→ **Requirement**:
A precise copy of the data is required, with every picture left out.

→ **Entries supplied**:
------------------------------------------------------------

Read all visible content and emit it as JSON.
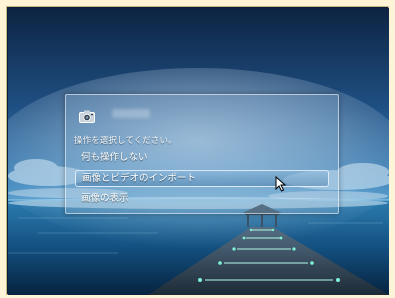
{
  "dialog": {
    "prompt": "操作を選択してください。",
    "options": [
      {
        "label": "何も操作しない"
      },
      {
        "label": "画像とビデオのインポート",
        "highlighted": true
      },
      {
        "label": "画像の表示"
      }
    ]
  },
  "icons": {
    "device": "camera-icon",
    "pointer": "mouse-pointer-icon"
  },
  "colors": {
    "outer_background": "#fff5d6",
    "sky": "#2f6fa6",
    "sea": "#1a5a86"
  }
}
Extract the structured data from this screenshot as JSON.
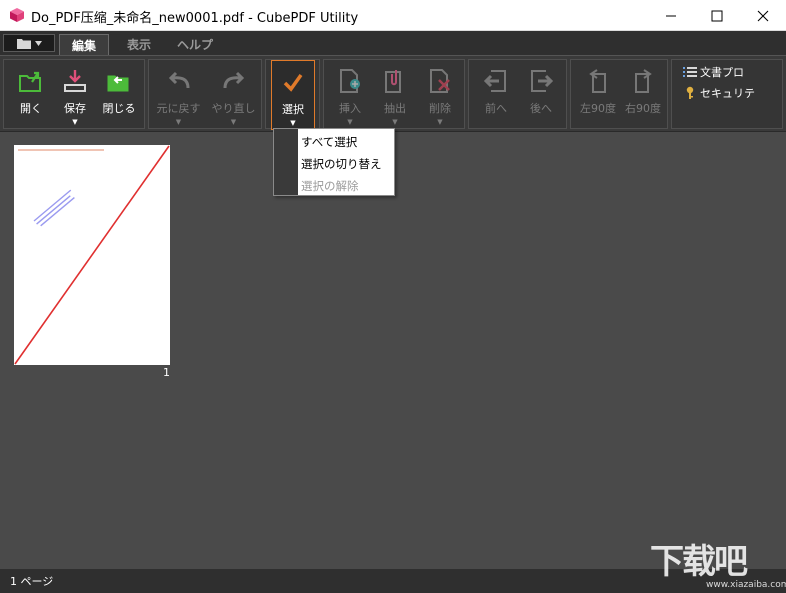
{
  "window": {
    "title": "Do_PDF压缩_未命名_new0001.pdf - CubePDF Utility"
  },
  "tabs": [
    {
      "label": "編集",
      "active": true
    },
    {
      "label": "表示",
      "active": false
    },
    {
      "label": "ヘルプ",
      "active": false
    }
  ],
  "ribbon": {
    "open": "開く",
    "save": "保存",
    "close": "閉じる",
    "undo": "元に戻す",
    "redo": "やり直し",
    "select": "選択",
    "insert": "挿入",
    "extract": "抽出",
    "delete": "削除",
    "previous": "前へ",
    "next": "後へ",
    "rotate_left": "左90度",
    "rotate_right": "右90度",
    "properties": "文書プロ",
    "security": "セキュリテ"
  },
  "select_menu": {
    "items": [
      {
        "label": "すべて選択",
        "enabled": true
      },
      {
        "label": "選択の切り替え",
        "enabled": true
      },
      {
        "label": "選択の解除",
        "enabled": false
      }
    ]
  },
  "thumbnail": {
    "page_number": "1"
  },
  "status": {
    "pages": "1 ページ"
  },
  "watermark": {
    "text": "下载吧",
    "sub": "www.xiazaiba.com"
  },
  "colors": {
    "accent": "#e07a2a",
    "green_icon": "#4cbb3a",
    "pink_icon": "#e0507a"
  }
}
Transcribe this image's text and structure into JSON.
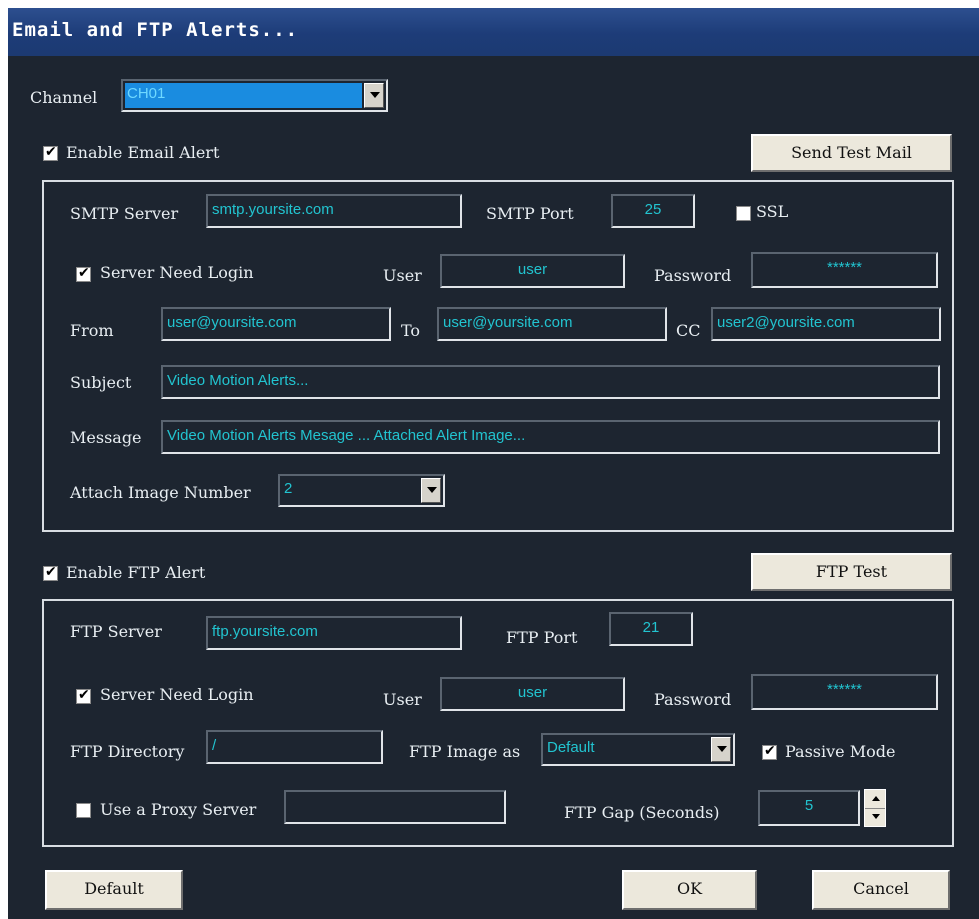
{
  "window": {
    "title": "Email and FTP Alerts..."
  },
  "channel": {
    "label": "Channel",
    "value": "CH01"
  },
  "email": {
    "enable_label": "Enable Email Alert",
    "enabled": true,
    "test_button": "Send Test Mail",
    "smtp_server_label": "SMTP Server",
    "smtp_server_value": "smtp.yoursite.com",
    "smtp_port_label": "SMTP Port",
    "smtp_port_value": "25",
    "ssl_label": "SSL",
    "ssl_checked": false,
    "login_label": "Server Need Login",
    "login_checked": true,
    "user_label": "User",
    "user_value": "user",
    "password_label": "Password",
    "password_value": "******",
    "from_label": "From",
    "from_value": "user@yoursite.com",
    "to_label": "To",
    "to_value": "user@yoursite.com",
    "cc_label": "CC",
    "cc_value": "user2@yoursite.com",
    "subject_label": "Subject",
    "subject_value": "Video Motion Alerts...",
    "message_label": "Message",
    "message_value": "Video Motion Alerts Mesage ... Attached Alert Image...",
    "attach_label": "Attach Image Number",
    "attach_value": "2"
  },
  "ftp": {
    "enable_label": "Enable FTP Alert",
    "enabled": true,
    "test_button": "FTP Test",
    "server_label": "FTP Server",
    "server_value": "ftp.yoursite.com",
    "port_label": "FTP Port",
    "port_value": "21",
    "login_label": "Server Need Login",
    "login_checked": true,
    "user_label": "User",
    "user_value": "user",
    "password_label": "Password",
    "password_value": "******",
    "directory_label": "FTP Directory",
    "directory_value": "/",
    "image_as_label": "FTP Image as",
    "image_as_value": "Default",
    "passive_label": "Passive Mode",
    "passive_checked": true,
    "proxy_label": "Use a Proxy Server",
    "proxy_checked": false,
    "proxy_value": "",
    "gap_label": "FTP Gap (Seconds)",
    "gap_value": "5"
  },
  "buttons": {
    "default": "Default",
    "ok": "OK",
    "cancel": "Cancel"
  },
  "colors": {
    "background": "#1d2530",
    "titlebar": "#1d3c78",
    "field_text": "#22c4d0",
    "button_face": "#ece8dc"
  }
}
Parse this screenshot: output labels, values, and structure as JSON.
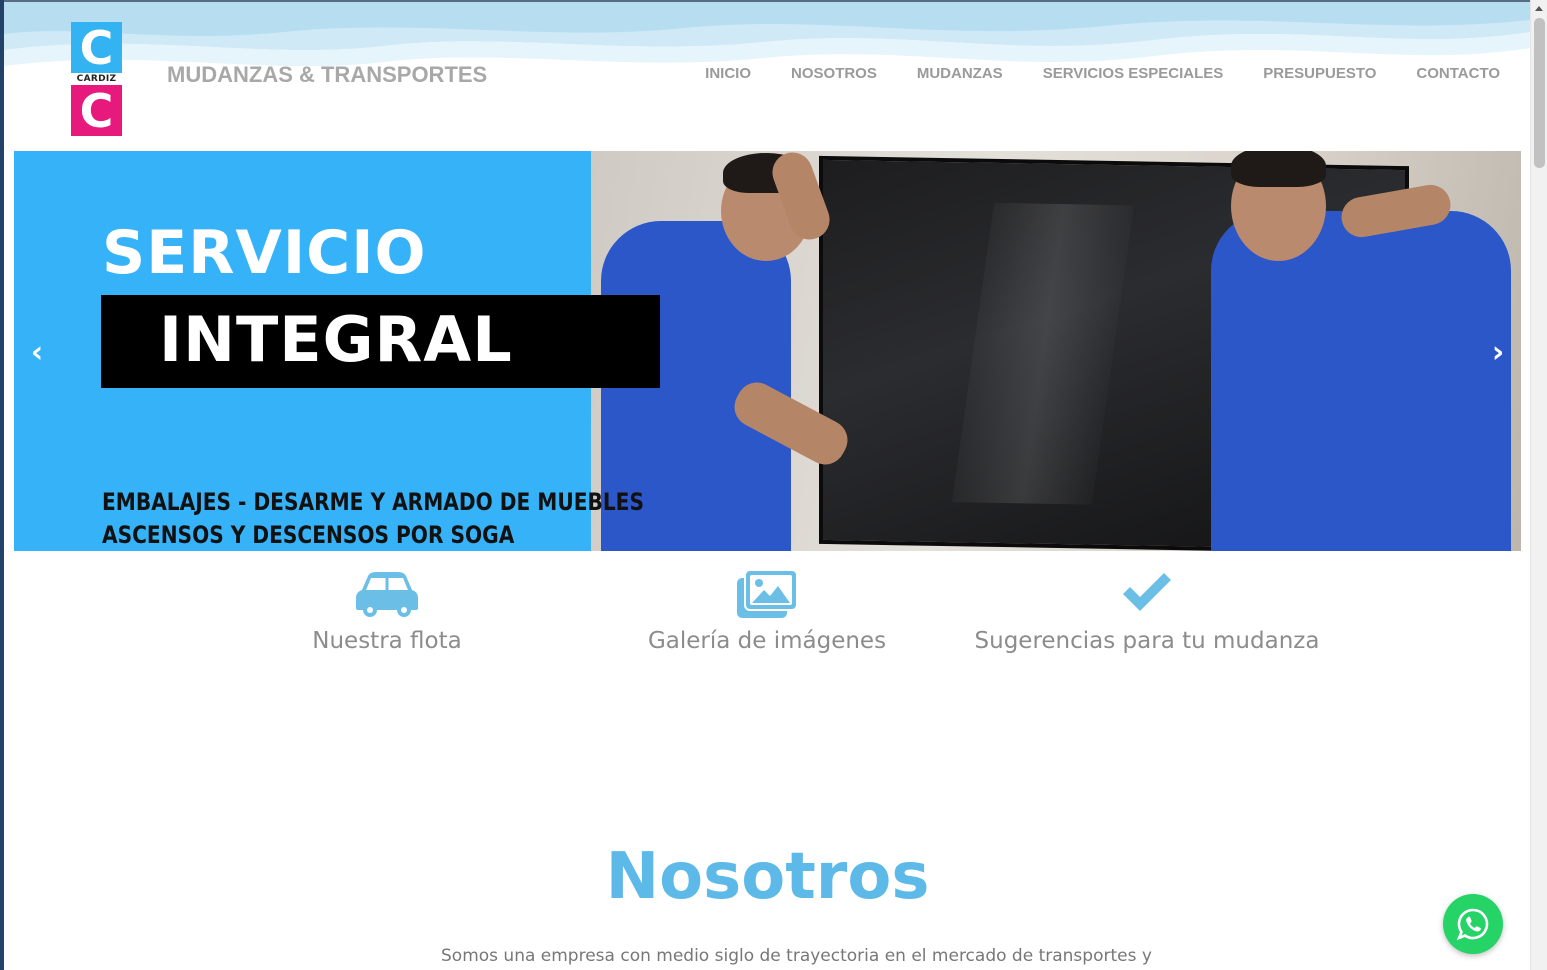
{
  "brand": {
    "logo_letter_top": "C",
    "logo_word": "CARDIZ",
    "logo_letter_bottom": "C",
    "title": "MUDANZAS & TRANSPORTES",
    "colors": {
      "logo_top": "#34b3f2",
      "logo_bottom": "#e8197d"
    }
  },
  "nav": {
    "items": [
      {
        "label": "INICIO"
      },
      {
        "label": "NOSOTROS"
      },
      {
        "label": "MUDANZAS"
      },
      {
        "label": "SERVICIOS ESPECIALES"
      },
      {
        "label": "PRESUPUESTO"
      },
      {
        "label": "CONTACTO"
      }
    ]
  },
  "carousel": {
    "heading_1": "SERVICIO",
    "heading_2": "INTEGRAL",
    "sub_1": "EMBALAJES - DESARME Y ARMADO DE MUEBLES",
    "sub_2": "ASCENSOS Y DESCENSOS POR SOGA",
    "prev_icon": "chevron-left-icon",
    "next_icon": "chevron-right-icon",
    "prev_glyph": "‹",
    "next_glyph": "›",
    "background_color": "#36b2f8"
  },
  "features": [
    {
      "icon": "car-icon",
      "label": "Nuestra flota"
    },
    {
      "icon": "images-icon",
      "label": "Galería de imágenes"
    },
    {
      "icon": "check-icon",
      "label": "Sugerencias para tu mudanza"
    }
  ],
  "about": {
    "title": "Nosotros",
    "text": "Somos una empresa con medio siglo de trayectoria en el mercado de transportes y"
  },
  "whatsapp": {
    "icon": "whatsapp-icon",
    "color": "#25d366"
  },
  "accent_color": "#5db9e8"
}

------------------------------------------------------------

→ **Expected output**:
Read all visible content and emit it as JSON.
{
  "dialog": {
    "prompt": "操作を選択してください。",
    "options": [
      {
        "label": "何も操作しない"
      },
      {
        "label": "画像とビデオのインポート",
        "highlighted": true
      },
      {
        "label": "画像の表示"
      }
    ]
  },
  "icons": {
    "device": "camera-icon",
    "pointer": "mouse-pointer-icon"
  },
  "colors": {
    "outer_background": "#fff5d6",
    "sky": "#2f6fa6",
    "sea": "#1a5a86"
  }
}
Extract the structured data from this screenshot as JSON.
{
  "window": {
    "title": "Do_PDF压缩_未命名_new0001.pdf - CubePDF Utility"
  },
  "tabs": [
    {
      "label": "編集",
      "active": true
    },
    {
      "label": "表示",
      "active": false
    },
    {
      "label": "ヘルプ",
      "active": false
    }
  ],
  "ribbon": {
    "open": "開く",
    "save": "保存",
    "close": "閉じる",
    "undo": "元に戻す",
    "redo": "やり直し",
    "select": "選択",
    "insert": "挿入",
    "extract": "抽出",
    "delete": "削除",
    "previous": "前へ",
    "next": "後へ",
    "rotate_left": "左90度",
    "rotate_right": "右90度",
    "properties": "文書プロ",
    "security": "セキュリテ"
  },
  "select_menu": {
    "items": [
      {
        "label": "すべて選択",
        "enabled": true
      },
      {
        "label": "選択の切り替え",
        "enabled": true
      },
      {
        "label": "選択の解除",
        "enabled": false
      }
    ]
  },
  "thumbnail": {
    "page_number": "1"
  },
  "status": {
    "pages": "1 ページ"
  },
  "watermark": {
    "text": "下载吧",
    "sub": "www.xiazaiba.com"
  },
  "colors": {
    "accent": "#e07a2a",
    "green_icon": "#4cbb3a",
    "pink_icon": "#e0507a"
  }
}
Transcribe this image's text and structure into JSON.
{
  "window": {
    "title": "Email and FTP Alerts..."
  },
  "channel": {
    "label": "Channel",
    "value": "CH01"
  },
  "email": {
    "enable_label": "Enable Email Alert",
    "enabled": true,
    "test_button": "Send Test Mail",
    "smtp_server_label": "SMTP Server",
    "smtp_server_value": "smtp.yoursite.com",
    "smtp_port_label": "SMTP Port",
    "smtp_port_value": "25",
    "ssl_label": "SSL",
    "ssl_checked": false,
    "login_label": "Server Need Login",
    "login_checked": true,
    "user_label": "User",
    "user_value": "user",
    "password_label": "Password",
    "password_value": "******",
    "from_label": "From",
    "from_value": "user@yoursite.com",
    "to_label": "To",
    "to_value": "user@yoursite.com",
    "cc_label": "CC",
    "cc_value": "user2@yoursite.com",
    "subject_label": "Subject",
    "subject_value": "Video Motion Alerts...",
    "message_label": "Message",
    "message_value": "Video Motion Alerts Mesage ... Attached Alert Image...",
    "attach_label": "Attach Image Number",
    "attach_value": "2"
  },
  "ftp": {
    "enable_label": "Enable FTP Alert",
    "enabled": true,
    "test_button": "FTP Test",
    "server_label": "FTP Server",
    "server_value": "ftp.yoursite.com",
    "port_label": "FTP Port",
    "port_value": "21",
    "login_label": "Server Need Login",
    "login_checked": true,
    "user_label": "User",
    "user_value": "user",
    "password_label": "Password",
    "password_value": "******",
    "directory_label": "FTP Directory",
    "directory_value": "/",
    "image_as_label": "FTP Image as",
    "image_as_value": "Default",
    "passive_label": "Passive Mode",
    "passive_checked": true,
    "proxy_label": "Use a Proxy Server",
    "proxy_checked": false,
    "proxy_value": "",
    "gap_label": "FTP Gap (Seconds)",
    "gap_value": "5"
  },
  "buttons": {
    "default": "Default",
    "ok": "OK",
    "cancel": "Cancel"
  },
  "colors": {
    "background": "#1d2530",
    "titlebar": "#1d3c78",
    "field_text": "#22c4d0",
    "button_face": "#ece8dc"
  }
}
Parse this screenshot: output labels, values, and structure as JSON.
{
  "brand": {
    "logo_letter_top": "C",
    "logo_word": "CARDIZ",
    "logo_letter_bottom": "C",
    "title": "MUDANZAS & TRANSPORTES",
    "colors": {
      "logo_top": "#34b3f2",
      "logo_bottom": "#e8197d"
    }
  },
  "nav": {
    "items": [
      {
        "label": "INICIO"
      },
      {
        "label": "NOSOTROS"
      },
      {
        "label": "MUDANZAS"
      },
      {
        "label": "SERVICIOS ESPECIALES"
      },
      {
        "label": "PRESUPUESTO"
      },
      {
        "label": "CONTACTO"
      }
    ]
  },
  "carousel": {
    "heading_1": "SERVICIO",
    "heading_2": "INTEGRAL",
    "sub_1": "EMBALAJES - DESARME Y ARMADO DE MUEBLES",
    "sub_2": "ASCENSOS Y DESCENSOS POR SOGA",
    "prev_icon": "chevron-left-icon",
    "next_icon": "chevron-right-icon",
    "prev_glyph": "‹",
    "next_glyph": "›",
    "background_color": "#36b2f8"
  },
  "features": [
    {
      "icon": "car-icon",
      "label": "Nuestra flota"
    },
    {
      "icon": "images-icon",
      "label": "Galería de imágenes"
    },
    {
      "icon": "check-icon",
      "label": "Sugerencias para tu mudanza"
    }
  ],
  "about": {
    "title": "Nosotros",
    "text": "Somos una empresa con medio siglo de trayectoria en el mercado de transportes y"
  },
  "whatsapp": {
    "icon": "whatsapp-icon",
    "color": "#25d366"
  },
  "accent_color": "#5db9e8"
}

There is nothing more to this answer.